EXERCISE
Reproduce the entries below character for character.

MATERIAL TO PROCESS
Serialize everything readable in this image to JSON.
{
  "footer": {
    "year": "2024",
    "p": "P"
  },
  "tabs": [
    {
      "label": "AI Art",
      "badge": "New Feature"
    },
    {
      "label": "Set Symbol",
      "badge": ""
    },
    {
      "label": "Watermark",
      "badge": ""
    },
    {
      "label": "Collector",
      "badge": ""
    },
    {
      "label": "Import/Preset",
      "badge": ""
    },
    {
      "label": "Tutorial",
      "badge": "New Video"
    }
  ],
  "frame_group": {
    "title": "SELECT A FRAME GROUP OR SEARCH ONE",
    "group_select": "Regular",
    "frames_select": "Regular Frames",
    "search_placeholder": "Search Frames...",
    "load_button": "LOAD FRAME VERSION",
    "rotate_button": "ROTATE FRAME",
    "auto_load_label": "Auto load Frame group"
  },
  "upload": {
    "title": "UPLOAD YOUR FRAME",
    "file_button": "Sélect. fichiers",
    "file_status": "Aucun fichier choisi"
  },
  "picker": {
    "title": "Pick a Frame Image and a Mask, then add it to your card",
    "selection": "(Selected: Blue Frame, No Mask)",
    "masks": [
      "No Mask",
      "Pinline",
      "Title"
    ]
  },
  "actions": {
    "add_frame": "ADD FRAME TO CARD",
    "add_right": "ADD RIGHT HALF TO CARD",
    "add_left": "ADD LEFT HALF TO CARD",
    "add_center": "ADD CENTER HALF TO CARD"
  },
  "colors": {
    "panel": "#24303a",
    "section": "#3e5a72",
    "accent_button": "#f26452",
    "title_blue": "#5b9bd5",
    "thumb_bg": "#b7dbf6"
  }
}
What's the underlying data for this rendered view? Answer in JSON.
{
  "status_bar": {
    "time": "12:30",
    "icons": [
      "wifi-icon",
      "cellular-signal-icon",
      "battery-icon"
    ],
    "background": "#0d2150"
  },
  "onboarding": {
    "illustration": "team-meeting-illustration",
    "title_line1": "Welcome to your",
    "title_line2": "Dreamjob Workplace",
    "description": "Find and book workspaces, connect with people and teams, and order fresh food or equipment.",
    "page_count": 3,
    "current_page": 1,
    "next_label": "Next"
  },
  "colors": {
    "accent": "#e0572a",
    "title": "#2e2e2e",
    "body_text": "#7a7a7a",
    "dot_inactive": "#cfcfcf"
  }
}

ANSWER SPACE
Serialize everything readable in this image to JSON.
{
  "footer": {
    "year": "2024",
    "p": "P"
  },
  "tabs": [
    {
      "label": "AI Art",
      "badge": "New Feature"
    },
    {
      "label": "Set Symbol",
      "badge": ""
    },
    {
      "label": "Watermark",
      "badge": ""
    },
    {
      "label": "Collector",
      "badge": ""
    },
    {
      "label": "Import/Preset",
      "badge": ""
    },
    {
      "label": "Tutorial",
      "badge": "New Video"
    }
  ],
  "frame_group": {
    "title": "SELECT A FRAME GROUP OR SEARCH ONE",
    "group_select": "Regular",
    "frames_select": "Regular Frames",
    "search_placeholder": "Search Frames...",
    "load_button": "LOAD FRAME VERSION",
    "rotate_button": "ROTATE FRAME",
    "auto_load_label": "Auto load Frame group"
  },
  "upload": {
    "title": "UPLOAD YOUR FRAME",
    "file_button": "Sélect. fichiers",
    "file_status": "Aucun fichier choisi"
  },
  "picker": {
    "title": "Pick a Frame Image and a Mask, then add it to your card",
    "selection": "(Selected: Blue Frame, No Mask)",
    "masks": [
      "No Mask",
      "Pinline",
      "Title"
    ]
  },
  "actions": {
    "add_frame": "ADD FRAME TO CARD",
    "add_right": "ADD RIGHT HALF TO CARD",
    "add_left": "ADD LEFT HALF TO CARD",
    "add_center": "ADD CENTER HALF TO CARD"
  },
  "colors": {
    "panel": "#24303a",
    "section": "#3e5a72",
    "accent_button": "#f26452",
    "title_blue": "#5b9bd5",
    "thumb_bg": "#b7dbf6"
  }
}
What's the underlying data for this rendered view? Answer in JSON.
{
  "status_bar": {
    "time": "12:30",
    "icons": [
      "wifi-icon",
      "cellular-signal-icon",
      "battery-icon"
    ],
    "background": "#0d2150"
  },
  "onboarding": {
    "illustration": "team-meeting-illustration",
    "title_line1": "Welcome to your",
    "title_line2": "Dreamjob Workplace",
    "description": "Find and book workspaces, connect with people and teams, and order fresh food or equipment.",
    "page_count": 3,
    "current_page": 1,
    "next_label": "Next"
  },
  "colors": {
    "accent": "#e0572a",
    "title": "#2e2e2e",
    "body_text": "#7a7a7a",
    "dot_inactive": "#cfcfcf"
  }
}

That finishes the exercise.